Religion shapes the way people interpret the world and their place in it. It conditions how they feel and what they imagine to be possible and informs the way they relate to others. Religion affects the organization of social and economic power and determines the course of local and global politics.
"Religion" can refer to many things. It can refer to a historical tradition or social institution. It can refer to a life philosophy, a personal quest, a mode of consciousness, a way of connecting with the spirit world, or a method for harnessing cosmic power. Religions are not few, but many, and they rarely stand still. They evolve in response to factors in their environment, including other religions. They travel through time and across geographical regions. With the advance of global communications, religions are taking fascinating new forms, and they are spreading through cyberspace.
Religion influences all of us, in ways we might not realize. It continues to be a factor in our lives and communities, whether we identify as religious or spiritual people, think of ourselves as atheists or agnostics, or prefer to ignore religion.
Why Study at Iowa?
The study of religion is an education for life that reveals the remarkable worlds of meaning within which most people live, worlds to which they are introduced by family and community, and which they learn to navigate, investigate, and adjust as needed to respond to momentous events.
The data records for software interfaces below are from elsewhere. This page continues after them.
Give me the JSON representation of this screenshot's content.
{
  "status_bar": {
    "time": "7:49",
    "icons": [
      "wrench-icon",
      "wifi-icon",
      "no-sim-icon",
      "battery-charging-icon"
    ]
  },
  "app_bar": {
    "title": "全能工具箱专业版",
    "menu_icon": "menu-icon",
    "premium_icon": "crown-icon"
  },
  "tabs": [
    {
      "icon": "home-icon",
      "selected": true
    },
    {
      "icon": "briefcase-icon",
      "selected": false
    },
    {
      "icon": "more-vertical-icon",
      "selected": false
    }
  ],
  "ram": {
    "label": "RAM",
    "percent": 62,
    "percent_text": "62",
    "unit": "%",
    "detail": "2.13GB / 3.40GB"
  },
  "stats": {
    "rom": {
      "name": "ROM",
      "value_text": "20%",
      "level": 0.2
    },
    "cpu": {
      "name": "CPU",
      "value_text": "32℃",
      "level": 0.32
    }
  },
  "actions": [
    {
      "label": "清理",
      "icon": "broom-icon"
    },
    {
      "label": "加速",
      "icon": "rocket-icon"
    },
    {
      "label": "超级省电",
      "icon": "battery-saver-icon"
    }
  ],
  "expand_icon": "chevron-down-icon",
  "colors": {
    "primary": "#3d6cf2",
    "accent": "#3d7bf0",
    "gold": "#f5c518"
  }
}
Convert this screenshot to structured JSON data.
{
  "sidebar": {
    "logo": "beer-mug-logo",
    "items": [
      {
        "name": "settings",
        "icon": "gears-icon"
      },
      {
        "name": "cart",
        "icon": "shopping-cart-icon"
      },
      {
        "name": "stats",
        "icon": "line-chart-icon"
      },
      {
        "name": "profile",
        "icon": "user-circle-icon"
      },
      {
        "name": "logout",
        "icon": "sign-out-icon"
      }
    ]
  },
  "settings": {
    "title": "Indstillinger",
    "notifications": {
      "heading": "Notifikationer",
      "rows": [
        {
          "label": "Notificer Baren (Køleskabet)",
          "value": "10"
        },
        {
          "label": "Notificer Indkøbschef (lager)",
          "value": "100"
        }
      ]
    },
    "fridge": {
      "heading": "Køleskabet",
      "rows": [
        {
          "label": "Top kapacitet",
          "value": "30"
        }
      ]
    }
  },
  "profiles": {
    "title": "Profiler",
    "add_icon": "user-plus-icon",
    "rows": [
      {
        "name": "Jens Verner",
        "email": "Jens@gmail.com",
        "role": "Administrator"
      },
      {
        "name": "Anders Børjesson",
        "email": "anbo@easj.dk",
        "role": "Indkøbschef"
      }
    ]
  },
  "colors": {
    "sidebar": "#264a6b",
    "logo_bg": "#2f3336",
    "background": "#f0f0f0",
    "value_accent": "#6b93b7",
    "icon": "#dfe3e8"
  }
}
Students can integrate the study of religious ideas and phenomena with other areas of interest, such as literature, art, music, politics, law, international studies, medicine, history, psychology, or business. Many students pursue a double major in religious studies and another field or minor in religious studies while majoring in a complementary area of study.
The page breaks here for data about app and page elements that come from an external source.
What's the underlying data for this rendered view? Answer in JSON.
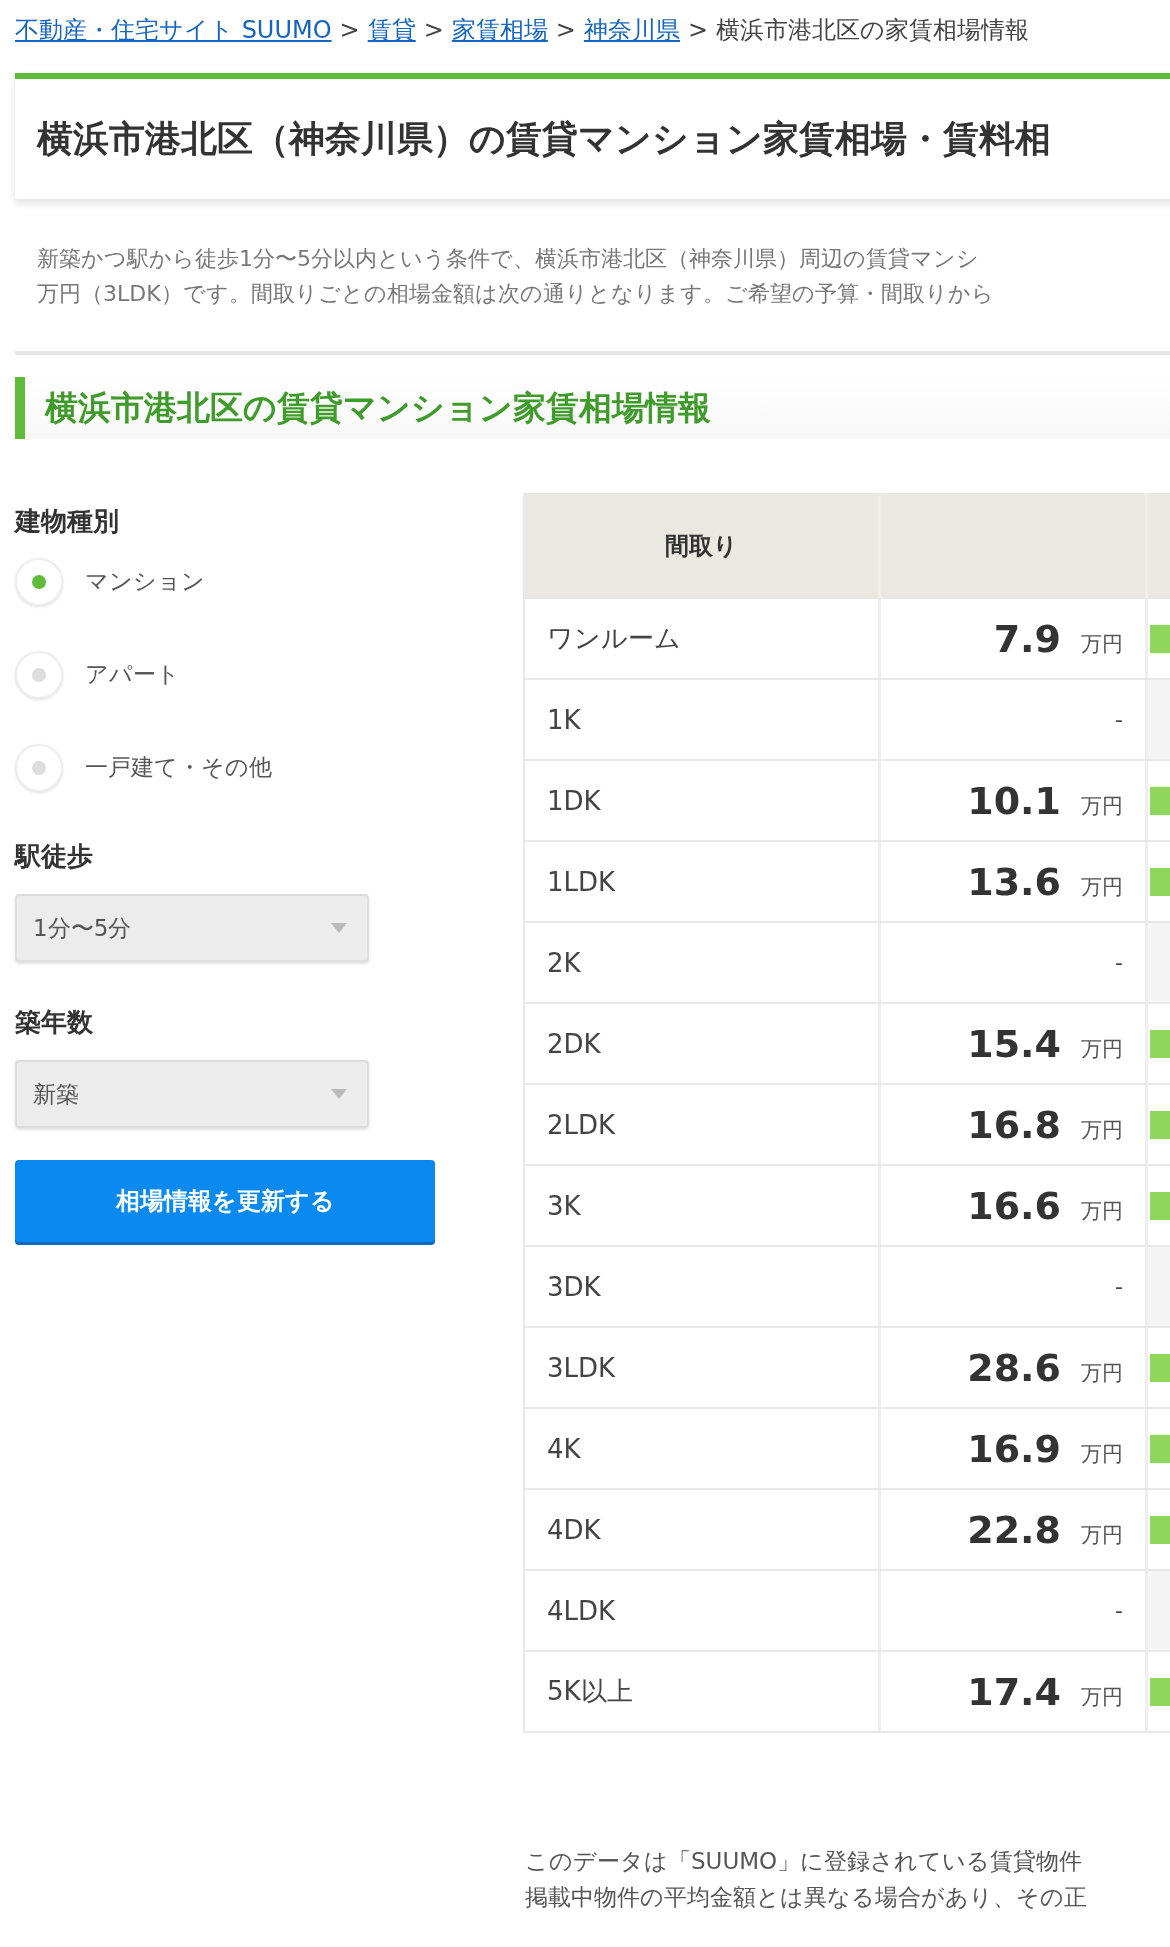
{
  "breadcrumb": [
    {
      "label": "不動産・住宅サイト SUUMO",
      "link": true
    },
    {
      "label": "賃貸",
      "link": true
    },
    {
      "label": "家賃相場",
      "link": true
    },
    {
      "label": "神奈川県",
      "link": true
    },
    {
      "label": "横浜市港北区の家賃相場情報",
      "link": false
    }
  ],
  "breadcrumb_separator": ">",
  "page_title": "横浜市港北区（神奈川県）の賃貸マンション家賃相場・賃料相",
  "intro_lines": [
    "新築かつ駅から徒歩1分〜5分以内という条件で、横浜市港北区（神奈川県）周辺の賃貸マンシ",
    "万円（3LDK）です。間取りごとの相場金額は次の通りとなります。ご希望の予算・間取りから"
  ],
  "section_title": "横浜市港北区の賃貸マンション家賃相場情報",
  "filters": {
    "building_type": {
      "label": "建物種別",
      "options": [
        {
          "label": "マンション",
          "selected": true
        },
        {
          "label": "アパート",
          "selected": false
        },
        {
          "label": "一戸建て・その他",
          "selected": false
        }
      ]
    },
    "walk": {
      "label": "駅徒歩",
      "value": "1分〜5分"
    },
    "age": {
      "label": "築年数",
      "value": "新築"
    },
    "submit": "相場情報を更新する"
  },
  "table": {
    "columns": [
      "間取り"
    ],
    "rows": [
      {
        "layout": "ワンルーム",
        "kind": "price",
        "price": "7.9",
        "unit": "万円"
      },
      {
        "layout": "1K",
        "kind": "none",
        "price": "-"
      },
      {
        "layout": "1DK",
        "kind": "price",
        "price": "10.1",
        "unit": "万円"
      },
      {
        "layout": "1LDK",
        "kind": "price",
        "price": "13.6",
        "unit": "万円"
      },
      {
        "layout": "2K",
        "kind": "none",
        "price": "-"
      },
      {
        "layout": "2DK",
        "kind": "price",
        "price": "15.4",
        "unit": "万円"
      },
      {
        "layout": "2LDK",
        "kind": "price",
        "price": "16.8",
        "unit": "万円"
      },
      {
        "layout": "3K",
        "kind": "price",
        "price": "16.6",
        "unit": "万円"
      },
      {
        "layout": "3DK",
        "kind": "none",
        "price": "-"
      },
      {
        "layout": "3LDK",
        "kind": "price",
        "price": "28.6",
        "unit": "万円"
      },
      {
        "layout": "4K",
        "kind": "price",
        "price": "16.9",
        "unit": "万円"
      },
      {
        "layout": "4DK",
        "kind": "price",
        "price": "22.8",
        "unit": "万円"
      },
      {
        "layout": "4LDK",
        "kind": "none",
        "price": "-"
      },
      {
        "layout": "5K以上",
        "kind": "price",
        "price": "17.4",
        "unit": "万円"
      }
    ]
  },
  "note_lines": [
    "このデータは「SUUMO」に登録されている賃貸物件",
    "掲載中物件の平均金額とは異なる場合があり、その正"
  ]
}
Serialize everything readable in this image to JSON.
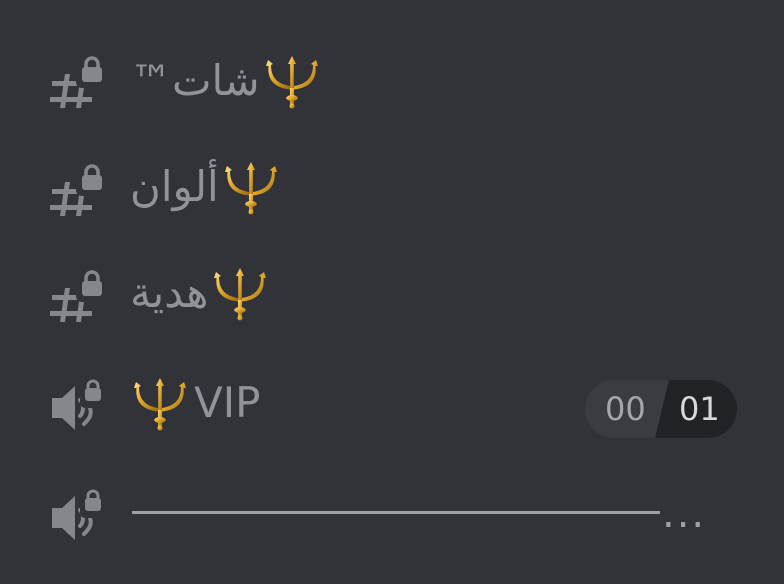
{
  "channels": [
    {
      "type": "text-locked",
      "icon": "hash-lock-icon",
      "emoji": "trident-icon",
      "name": "شات™"
    },
    {
      "type": "text-locked",
      "icon": "hash-lock-icon",
      "emoji": "trident-icon",
      "name": "ألوان"
    },
    {
      "type": "text-locked",
      "icon": "hash-lock-icon",
      "emoji": "trident-icon",
      "name": "هدية"
    },
    {
      "type": "voice-locked",
      "icon": "speaker-lock-icon",
      "emoji": "trident-icon",
      "name": "VIP",
      "user_count": "00",
      "user_limit": "01"
    },
    {
      "type": "voice-locked",
      "icon": "speaker-lock-icon",
      "name": "...",
      "truncated": true
    }
  ],
  "colors": {
    "background": "#313338",
    "icon": "#84878c",
    "text": "#909398",
    "pill_left": "#3a3c41",
    "pill_right": "#212226",
    "trident_gold": "#d9a22a"
  }
}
Students majoring in religious studies earn a Bachelor of Arts (BA) degree. Course work includes:
- Two required courses, Religions in a Global Context: The Critical Role of Religion in International Affairs, taken toward the beginning of your major, and Senior Majors Seminar taken in your junior or senior year;
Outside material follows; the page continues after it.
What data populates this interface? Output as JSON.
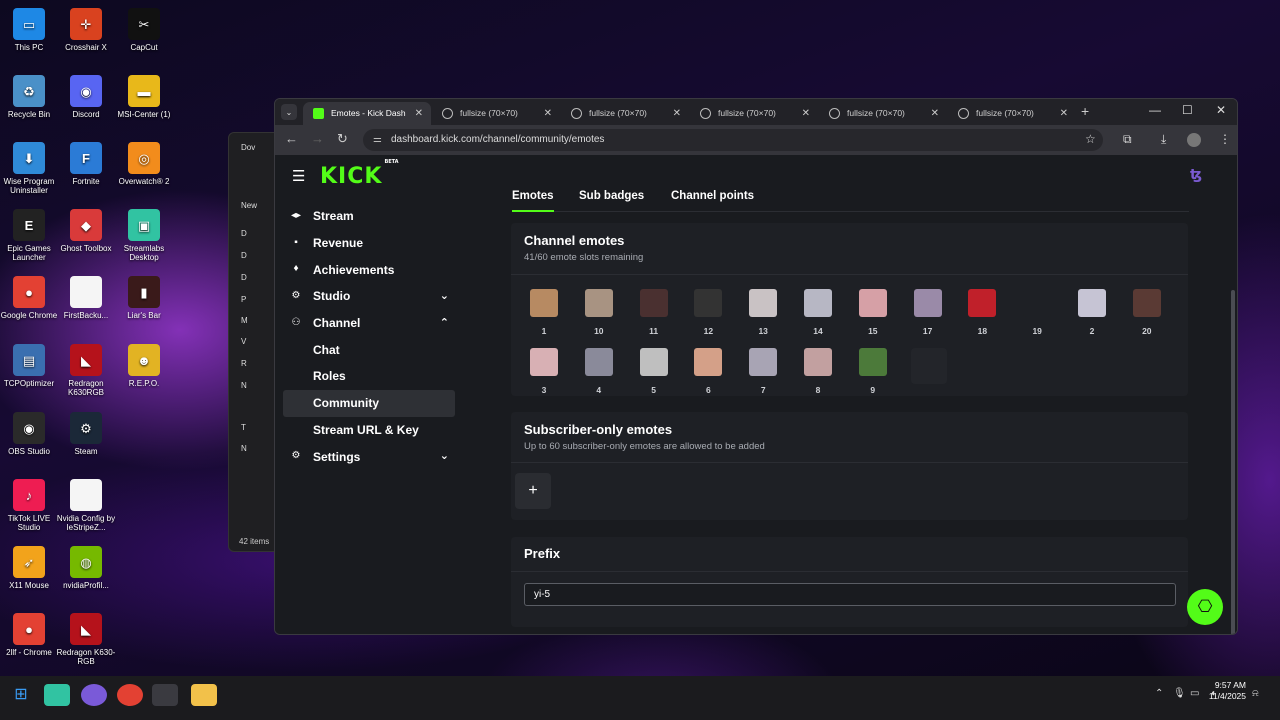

- At least two courses at the foundational level, 1000-1999;
- At least three courses at more advanced levels, 2000-4999;
- Three other courses taken at any level. Although religious studies courses are organized into two categories, Religious Traditions and Critical Issues, students may choose freely across the categories. The department recommends the study of diverse traditions and issues.
Some of the languages taught at the university are particularly useful in religious studies: Greek, Latin, some modern European languages, Japanese, Chinese, Sanskrit, and Hindi.
See Religious Studies in the UI General Catalog to learn more about this major and graduating with honors.
Minor in Religious Studies
Students in this major need to meet the requirements for admission to the College of Liberal Arts and Sciences.
Admission Requirements Tabs
Faculty, Facilities, and Resources
Religious Studies faculty members represent a wide range of interests and teaching styles. Because of the department's relatively small size, students are able to develop close mentoring relationships with their favorite professors.
As vital partners in the department's instructional work, graduate student teaching assistants lead discussion sections and sometimes teach courses based on research gathered for their dissertations.
Many employers and graduate/professional schools are keen to attract students who have engaged in the academic study of religion, especially in public university settings. That's because individuals who study religion tend to be intellectually curious, concerned about the future of humanity, reflective and duly self-critical, and sensitive to cultural and religious diversity. Also, they are capable of thinking critically about others' ideas and practices without being judgmental, appreciative of the value of historical perspective, effective communicators about things that really matter to people, and eager to cooperate with others in finding solutions to big social problems.
Students who major or minor in religious studies often go to graduate school, law school, or medical school, or into nursing, social work, human rights/non-governmental organization work, counseling, or business. The study of human religiosity or spirituality is critical for people who wish to understand and manage human diversity. For many students, the best reason to study religion is to open their minds, stimulate their imaginations, and prepare to engage a complex, dynamic world.
Apply to the College of Liberal Arts and Sciences.